* [WORK ORDER]: The full listing, written out exactly and without images, is the expected result.

* [EXERCISE MATERIALS]:
Start of Block

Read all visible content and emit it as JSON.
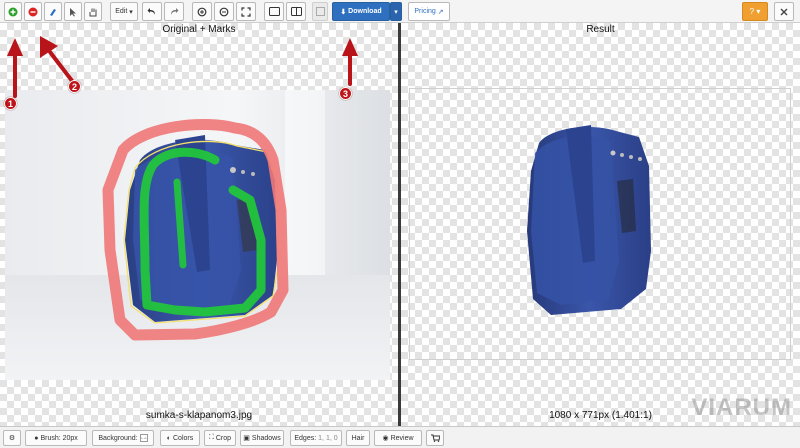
{
  "toolbar": {
    "green_button": "green-marker-tool",
    "red_button": "red-marker-tool",
    "edit_label": "Edit",
    "download_label": "Download",
    "pricing_label": "Pricing",
    "help_label": "?"
  },
  "left_pane": {
    "title": "Original + Marks",
    "filename": "sumka-s-klapanom3.jpg"
  },
  "right_pane": {
    "title": "Result",
    "dimensions": "1080 x 771px (1.401:1)"
  },
  "annotations": {
    "badge_1": "1",
    "badge_2": "2",
    "badge_3": "3"
  },
  "watermark": "VIARUM",
  "bottombar": {
    "brush_label": "Brush: 20px",
    "background_label": "Background:",
    "colors_label": "Colors",
    "crop_label": "Crop",
    "shadows_label": "Shadows",
    "edges_label": "Edges:",
    "edges_value": "1, 1, 0",
    "hair_label": "Hair",
    "review_label": "Review"
  },
  "colors": {
    "accent": "#2f6fc0",
    "help": "#f0a030",
    "keep_mark": "#2ecc40",
    "remove_mark": "#f07070",
    "annotation": "#c0141a",
    "bag": "#3450a0"
  }
}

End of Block

* [RESPONSE TO THE TASK]:
Read all visible content and emit it as JSON.
{
  "toolbar": {
    "green_button": "green-marker-tool",
    "red_button": "red-marker-tool",
    "edit_label": "Edit",
    "download_label": "Download",
    "pricing_label": "Pricing",
    "help_label": "?"
  },
  "left_pane": {
    "title": "Original + Marks",
    "filename": "sumka-s-klapanom3.jpg"
  },
  "right_pane": {
    "title": "Result",
    "dimensions": "1080 x 771px (1.401:1)"
  },
  "annotations": {
    "badge_1": "1",
    "badge_2": "2",
    "badge_3": "3"
  },
  "watermark": "VIARUM",
  "bottombar": {
    "brush_label": "Brush: 20px",
    "background_label": "Background:",
    "colors_label": "Colors",
    "crop_label": "Crop",
    "shadows_label": "Shadows",
    "edges_label": "Edges:",
    "edges_value": "1, 1, 0",
    "hair_label": "Hair",
    "review_label": "Review"
  },
  "colors": {
    "accent": "#2f6fc0",
    "help": "#f0a030",
    "keep_mark": "#2ecc40",
    "remove_mark": "#f07070",
    "annotation": "#c0141a",
    "bag": "#3450a0"
  }
}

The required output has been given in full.